### Assignment
Look through the records below, and copy out every line that holds the string "Fetty".

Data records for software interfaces
☆ ☆ ☆ ☆

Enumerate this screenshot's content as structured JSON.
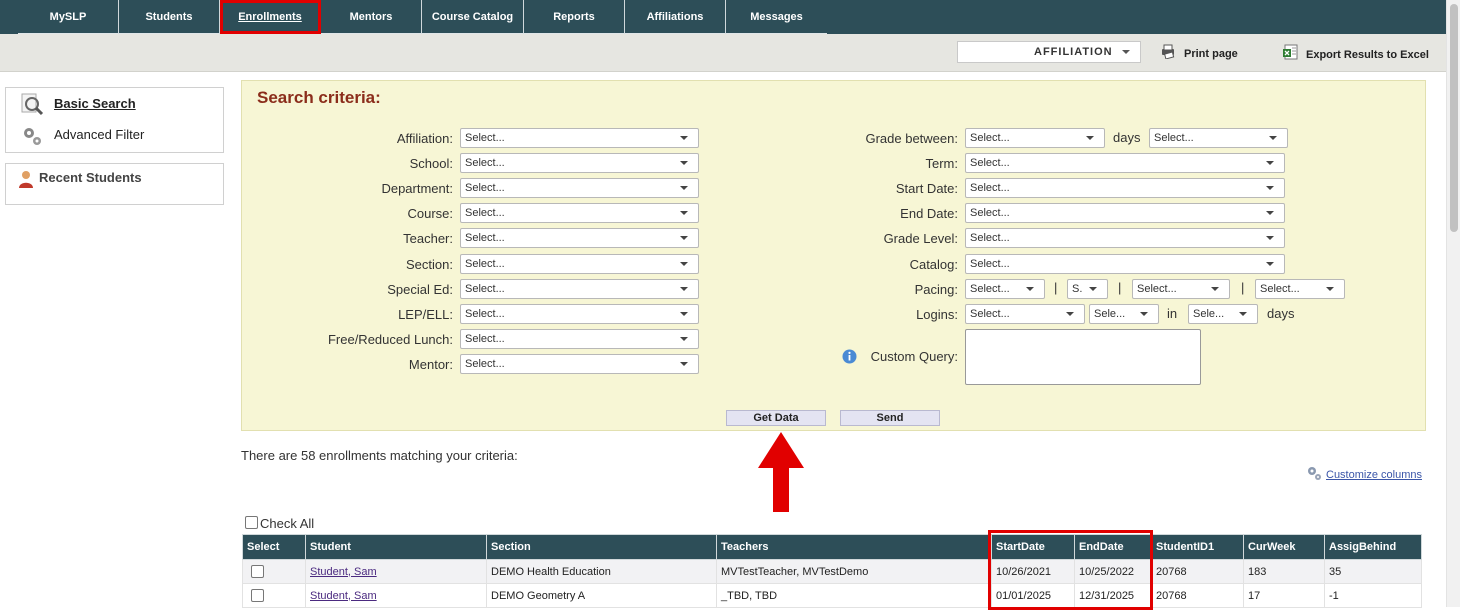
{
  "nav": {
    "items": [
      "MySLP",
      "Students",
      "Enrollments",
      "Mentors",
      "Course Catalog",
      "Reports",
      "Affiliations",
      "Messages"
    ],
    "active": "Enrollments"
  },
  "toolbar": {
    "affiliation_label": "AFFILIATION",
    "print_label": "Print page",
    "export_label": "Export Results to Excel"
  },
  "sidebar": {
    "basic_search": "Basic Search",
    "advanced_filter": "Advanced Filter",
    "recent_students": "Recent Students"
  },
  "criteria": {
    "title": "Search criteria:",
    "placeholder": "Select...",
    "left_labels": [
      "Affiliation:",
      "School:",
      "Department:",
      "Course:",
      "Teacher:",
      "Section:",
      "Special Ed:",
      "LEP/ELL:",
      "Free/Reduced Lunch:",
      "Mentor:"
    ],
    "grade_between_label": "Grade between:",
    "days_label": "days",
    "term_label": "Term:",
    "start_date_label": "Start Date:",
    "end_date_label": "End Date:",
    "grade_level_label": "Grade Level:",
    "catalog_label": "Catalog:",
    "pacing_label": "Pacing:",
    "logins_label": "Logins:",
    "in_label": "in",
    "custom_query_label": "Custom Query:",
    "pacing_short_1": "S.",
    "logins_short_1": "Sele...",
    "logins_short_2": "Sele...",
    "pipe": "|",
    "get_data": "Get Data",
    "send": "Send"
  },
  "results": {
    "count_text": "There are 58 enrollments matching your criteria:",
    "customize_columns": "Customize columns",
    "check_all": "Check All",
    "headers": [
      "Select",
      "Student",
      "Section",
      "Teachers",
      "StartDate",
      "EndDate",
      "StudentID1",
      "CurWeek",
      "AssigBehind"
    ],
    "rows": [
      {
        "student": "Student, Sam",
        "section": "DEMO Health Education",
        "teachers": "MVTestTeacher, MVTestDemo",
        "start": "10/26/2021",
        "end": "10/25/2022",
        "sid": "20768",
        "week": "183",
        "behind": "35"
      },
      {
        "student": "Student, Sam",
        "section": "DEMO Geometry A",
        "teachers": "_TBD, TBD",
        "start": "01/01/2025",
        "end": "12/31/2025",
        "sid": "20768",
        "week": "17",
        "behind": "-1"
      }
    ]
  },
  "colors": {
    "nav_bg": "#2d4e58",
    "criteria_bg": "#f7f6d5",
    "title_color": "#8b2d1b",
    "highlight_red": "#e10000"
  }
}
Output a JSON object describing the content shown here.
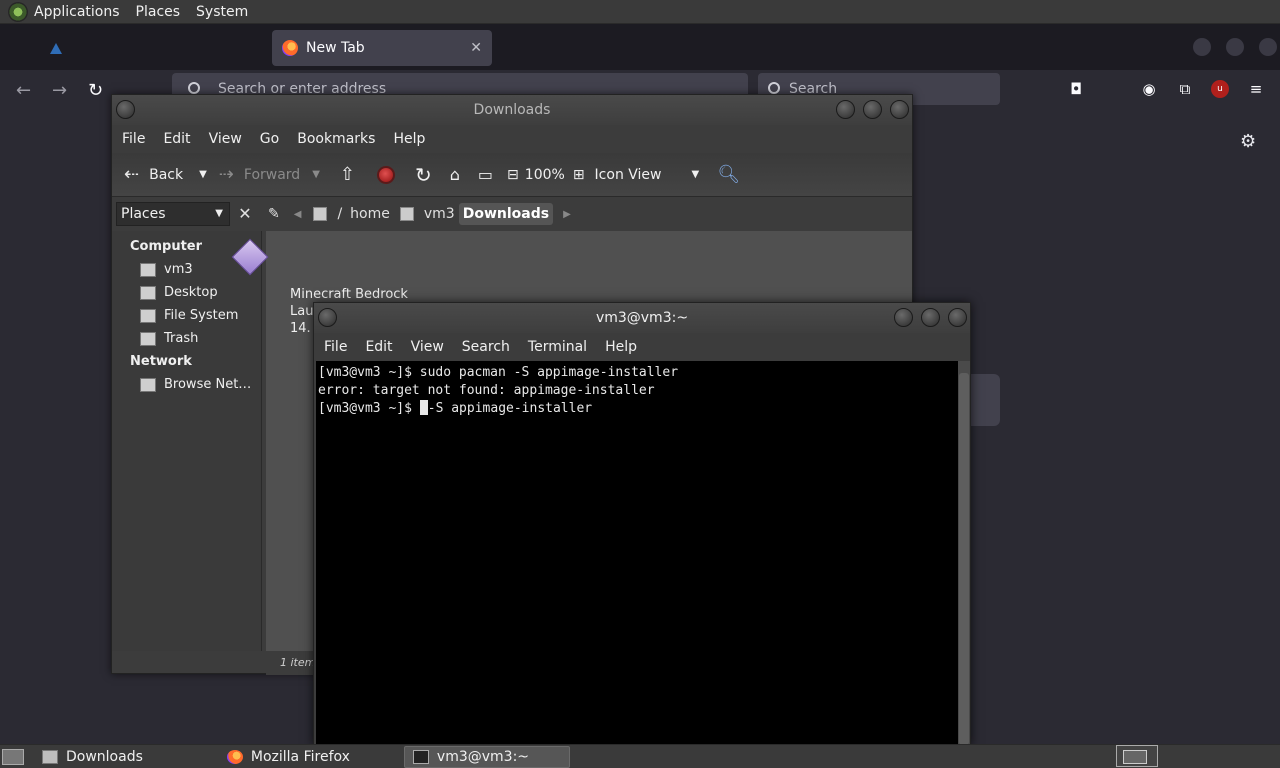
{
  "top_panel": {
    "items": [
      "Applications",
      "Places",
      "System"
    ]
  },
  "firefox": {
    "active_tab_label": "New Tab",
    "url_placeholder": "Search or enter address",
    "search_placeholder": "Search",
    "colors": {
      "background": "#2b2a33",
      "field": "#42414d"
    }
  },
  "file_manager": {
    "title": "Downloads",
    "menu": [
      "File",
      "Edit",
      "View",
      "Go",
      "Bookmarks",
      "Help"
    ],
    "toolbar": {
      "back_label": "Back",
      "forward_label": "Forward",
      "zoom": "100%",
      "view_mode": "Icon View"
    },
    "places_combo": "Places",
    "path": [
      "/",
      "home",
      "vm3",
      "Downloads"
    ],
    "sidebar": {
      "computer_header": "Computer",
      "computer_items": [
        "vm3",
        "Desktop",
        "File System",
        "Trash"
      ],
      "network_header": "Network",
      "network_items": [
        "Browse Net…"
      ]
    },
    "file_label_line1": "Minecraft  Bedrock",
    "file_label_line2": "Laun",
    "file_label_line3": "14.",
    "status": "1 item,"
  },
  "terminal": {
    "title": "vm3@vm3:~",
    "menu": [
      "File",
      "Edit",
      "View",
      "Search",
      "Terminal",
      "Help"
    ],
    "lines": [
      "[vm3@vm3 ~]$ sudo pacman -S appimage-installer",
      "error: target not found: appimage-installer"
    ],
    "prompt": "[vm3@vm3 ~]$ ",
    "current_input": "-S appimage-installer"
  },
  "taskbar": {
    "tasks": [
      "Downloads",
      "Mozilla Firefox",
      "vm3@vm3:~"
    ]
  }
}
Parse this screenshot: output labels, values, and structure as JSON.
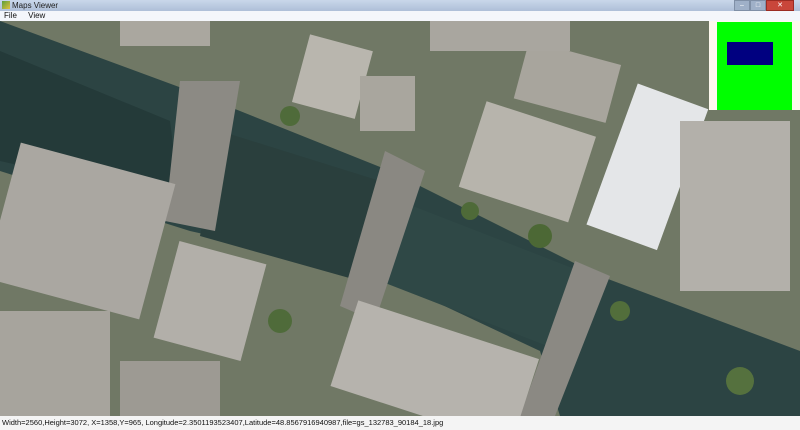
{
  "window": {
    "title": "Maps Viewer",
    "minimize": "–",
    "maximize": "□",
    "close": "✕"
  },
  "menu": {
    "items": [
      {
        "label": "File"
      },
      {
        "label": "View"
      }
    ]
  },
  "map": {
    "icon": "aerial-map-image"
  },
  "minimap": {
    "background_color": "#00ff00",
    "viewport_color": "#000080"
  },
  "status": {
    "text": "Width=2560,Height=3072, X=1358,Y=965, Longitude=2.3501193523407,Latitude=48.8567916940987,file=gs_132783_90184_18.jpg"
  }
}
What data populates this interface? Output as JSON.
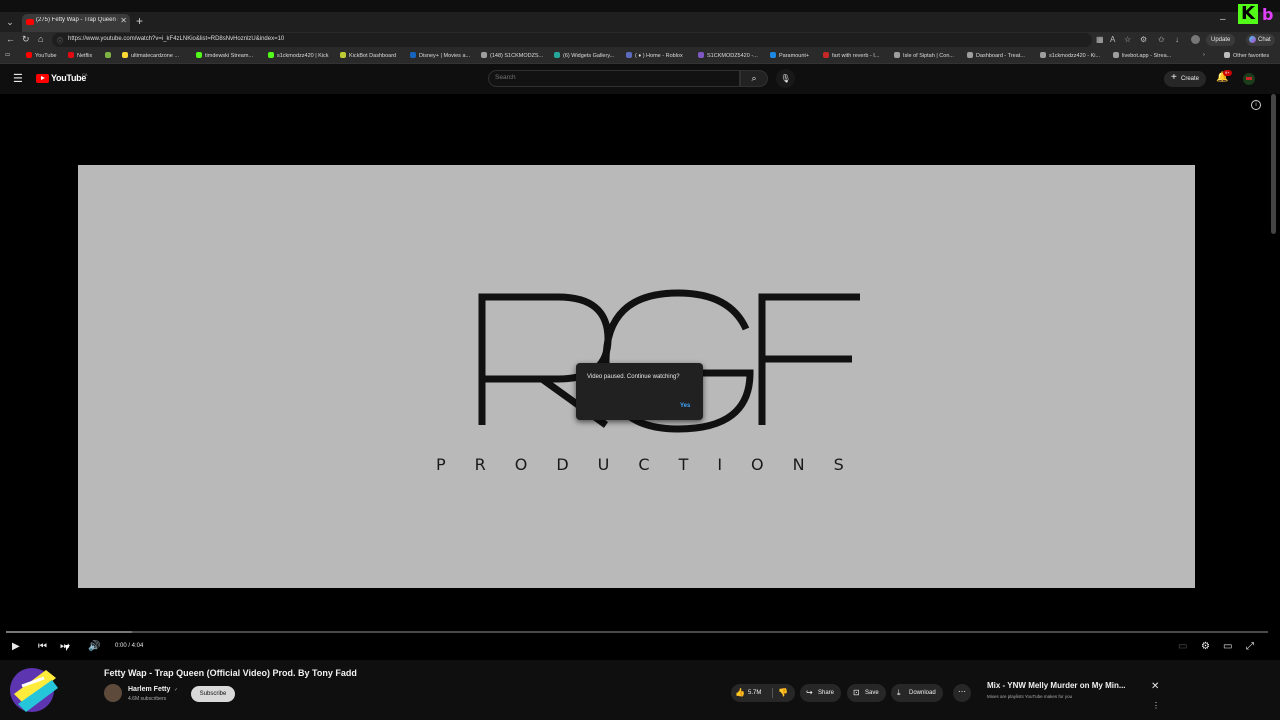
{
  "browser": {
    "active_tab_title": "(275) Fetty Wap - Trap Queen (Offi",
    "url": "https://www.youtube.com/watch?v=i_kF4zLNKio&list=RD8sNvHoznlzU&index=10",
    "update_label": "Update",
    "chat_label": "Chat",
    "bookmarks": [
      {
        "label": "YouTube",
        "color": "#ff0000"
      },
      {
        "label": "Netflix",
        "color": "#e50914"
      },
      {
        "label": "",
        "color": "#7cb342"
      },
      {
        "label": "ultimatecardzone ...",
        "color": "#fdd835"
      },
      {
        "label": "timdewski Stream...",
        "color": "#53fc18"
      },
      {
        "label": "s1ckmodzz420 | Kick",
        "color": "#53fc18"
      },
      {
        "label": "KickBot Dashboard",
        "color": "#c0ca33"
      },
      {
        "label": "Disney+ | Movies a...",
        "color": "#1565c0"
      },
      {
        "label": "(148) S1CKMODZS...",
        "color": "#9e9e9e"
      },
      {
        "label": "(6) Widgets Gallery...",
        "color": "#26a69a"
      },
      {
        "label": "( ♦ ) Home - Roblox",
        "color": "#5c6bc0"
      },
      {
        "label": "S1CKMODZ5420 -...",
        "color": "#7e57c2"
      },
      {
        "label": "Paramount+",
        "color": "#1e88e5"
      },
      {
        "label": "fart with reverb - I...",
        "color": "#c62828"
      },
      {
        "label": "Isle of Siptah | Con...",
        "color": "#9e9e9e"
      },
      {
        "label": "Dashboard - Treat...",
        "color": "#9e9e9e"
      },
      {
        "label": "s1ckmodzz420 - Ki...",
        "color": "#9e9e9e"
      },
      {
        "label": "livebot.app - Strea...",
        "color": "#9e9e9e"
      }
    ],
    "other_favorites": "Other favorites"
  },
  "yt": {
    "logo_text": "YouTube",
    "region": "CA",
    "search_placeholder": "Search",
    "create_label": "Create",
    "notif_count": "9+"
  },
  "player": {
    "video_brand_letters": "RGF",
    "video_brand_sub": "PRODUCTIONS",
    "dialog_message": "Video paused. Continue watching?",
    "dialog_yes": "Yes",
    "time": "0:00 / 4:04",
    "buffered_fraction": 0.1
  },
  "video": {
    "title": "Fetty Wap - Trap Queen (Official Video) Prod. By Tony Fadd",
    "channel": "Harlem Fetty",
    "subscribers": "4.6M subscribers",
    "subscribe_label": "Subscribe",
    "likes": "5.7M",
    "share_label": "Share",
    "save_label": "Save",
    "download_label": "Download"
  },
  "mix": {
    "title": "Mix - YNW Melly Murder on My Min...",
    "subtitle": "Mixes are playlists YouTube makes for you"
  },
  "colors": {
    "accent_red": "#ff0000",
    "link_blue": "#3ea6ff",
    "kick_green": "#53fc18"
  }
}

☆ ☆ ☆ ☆

### Task result
    "active_tab_title": "(275) Fetty Wap - Trap Queen (Offi",
    "title": "Fetty Wap - Trap Queen (Official Video) Prod. By Tony Fadd",
    "channel": "Harlem Fetty",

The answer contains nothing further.